The original premise for installing artificial turf in the back garden was to allow for the fact that, due to the tall trees there wasn't enough sunshine for any type of grass to grow. The lawn was always filled with bare patches and my dogs left yellow patches on whatever grass was left. It was an eyesore. Having already spent a small fortune on re-planting different varieties of grass I realised it was time to look at alternatives, and Duraturf was one of those alternatives.





Duraturf artificial grass can be professionally installed in different varieties, but you will also find a small selection of artificial grass at your local Builders if you plan to install as a do-it-yourself project.

Did you know that in a one hour period a petrol lawnmower generates as much greenhouse gas emissions as up to 11 motor cars and watering a lawn uses over 50% of residential water consumption during the hot summer months. Artificial grass is no longer a tacky alternative to the real thing. It might not smell like grass, but today's artificial grass is manufactured to look and feel as close as possible like the genuine article - without the maintenance.

I'm not embarrassed to say that I have artificial grass installed in my garden. Quite the opposite. I love the fact that my garden is green all year round, I don't ever have to drag out a lawnmower and I only need to water a few plants and shrubs occasionally if rain hasn't been forthcoming for a while.

Artificial grass is not the only option if you want to replace your lawn. Hardscaping and Xeriscape, as well as planting indigenous ground covers and succulents is another way to create a beautiful garden that is drought-tolerant and low maintenance.
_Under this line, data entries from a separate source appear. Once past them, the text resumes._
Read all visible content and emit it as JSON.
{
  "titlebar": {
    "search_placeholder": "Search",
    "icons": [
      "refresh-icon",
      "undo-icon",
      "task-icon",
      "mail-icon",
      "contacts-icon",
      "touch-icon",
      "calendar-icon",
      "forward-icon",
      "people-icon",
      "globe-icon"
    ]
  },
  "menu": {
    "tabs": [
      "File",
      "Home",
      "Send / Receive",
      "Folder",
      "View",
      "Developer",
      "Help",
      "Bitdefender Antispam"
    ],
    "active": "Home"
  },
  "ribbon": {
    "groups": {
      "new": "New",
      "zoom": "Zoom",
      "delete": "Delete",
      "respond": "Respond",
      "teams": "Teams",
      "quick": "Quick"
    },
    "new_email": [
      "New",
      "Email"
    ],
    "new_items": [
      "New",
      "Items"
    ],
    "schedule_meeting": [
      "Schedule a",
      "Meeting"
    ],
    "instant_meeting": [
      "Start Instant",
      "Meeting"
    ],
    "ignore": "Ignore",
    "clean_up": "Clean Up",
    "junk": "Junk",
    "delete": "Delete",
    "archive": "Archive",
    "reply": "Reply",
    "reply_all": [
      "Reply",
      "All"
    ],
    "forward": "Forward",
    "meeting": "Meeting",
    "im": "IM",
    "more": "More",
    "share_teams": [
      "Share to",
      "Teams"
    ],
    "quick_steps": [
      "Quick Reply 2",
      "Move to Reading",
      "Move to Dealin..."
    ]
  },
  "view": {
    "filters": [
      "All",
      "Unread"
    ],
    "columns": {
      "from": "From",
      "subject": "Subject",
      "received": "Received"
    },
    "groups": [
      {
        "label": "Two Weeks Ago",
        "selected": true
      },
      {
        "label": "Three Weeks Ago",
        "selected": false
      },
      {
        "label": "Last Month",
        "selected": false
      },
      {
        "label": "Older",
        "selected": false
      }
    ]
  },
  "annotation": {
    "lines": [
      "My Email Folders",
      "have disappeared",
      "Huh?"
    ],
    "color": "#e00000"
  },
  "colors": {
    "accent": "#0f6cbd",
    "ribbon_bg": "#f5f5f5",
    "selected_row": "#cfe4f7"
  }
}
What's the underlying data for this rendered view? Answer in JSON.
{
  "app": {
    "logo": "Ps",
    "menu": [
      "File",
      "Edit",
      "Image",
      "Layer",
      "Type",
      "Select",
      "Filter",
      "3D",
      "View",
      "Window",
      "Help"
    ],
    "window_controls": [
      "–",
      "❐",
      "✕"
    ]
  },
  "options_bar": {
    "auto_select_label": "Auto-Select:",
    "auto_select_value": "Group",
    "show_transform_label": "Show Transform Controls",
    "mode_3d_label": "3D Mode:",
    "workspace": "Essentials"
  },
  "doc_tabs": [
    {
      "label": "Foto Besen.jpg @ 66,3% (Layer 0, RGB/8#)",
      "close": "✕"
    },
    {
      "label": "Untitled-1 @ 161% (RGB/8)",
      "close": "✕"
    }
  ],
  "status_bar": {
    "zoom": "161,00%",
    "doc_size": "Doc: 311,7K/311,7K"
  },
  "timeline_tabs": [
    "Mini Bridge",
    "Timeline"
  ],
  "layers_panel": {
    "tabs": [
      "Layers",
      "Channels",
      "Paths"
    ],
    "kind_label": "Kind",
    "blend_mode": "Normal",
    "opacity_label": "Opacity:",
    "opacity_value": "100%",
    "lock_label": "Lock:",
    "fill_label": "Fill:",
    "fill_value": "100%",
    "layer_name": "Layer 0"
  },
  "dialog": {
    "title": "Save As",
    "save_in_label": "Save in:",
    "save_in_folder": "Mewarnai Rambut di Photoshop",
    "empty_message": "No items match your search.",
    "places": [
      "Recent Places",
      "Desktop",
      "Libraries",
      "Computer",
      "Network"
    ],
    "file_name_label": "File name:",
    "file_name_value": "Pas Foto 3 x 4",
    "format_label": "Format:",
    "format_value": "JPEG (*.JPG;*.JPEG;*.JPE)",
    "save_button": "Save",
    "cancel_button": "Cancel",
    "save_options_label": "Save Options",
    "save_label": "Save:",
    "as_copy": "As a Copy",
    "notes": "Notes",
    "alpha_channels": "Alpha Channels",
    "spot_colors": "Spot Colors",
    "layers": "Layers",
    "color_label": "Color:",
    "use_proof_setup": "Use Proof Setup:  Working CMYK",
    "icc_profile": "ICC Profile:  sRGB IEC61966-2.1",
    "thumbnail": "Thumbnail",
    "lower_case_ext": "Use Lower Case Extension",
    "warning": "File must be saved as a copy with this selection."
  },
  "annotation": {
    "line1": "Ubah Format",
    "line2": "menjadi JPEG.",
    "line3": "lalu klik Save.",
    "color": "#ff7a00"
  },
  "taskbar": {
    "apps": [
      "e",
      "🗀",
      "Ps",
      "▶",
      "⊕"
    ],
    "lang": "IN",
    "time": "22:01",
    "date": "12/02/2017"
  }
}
According to Popular Mechanics, low-maintenance, indigenous plants are a good idea for keeping your garden looking good all year round with minimum effort. Then there's the paving option, with all kinds of gravel, stone and wood features you can incorporate for a colourful, interesting garden.

Or why not set up your own vegetable garden: It negates some of the water and time savings, but it will provide garden fresh fare for your family and reduce your ecological footprint at the same time. You'd be surprised at just how much you can grow - even on a small section. It's worth considering if drought isn't a problem where you are.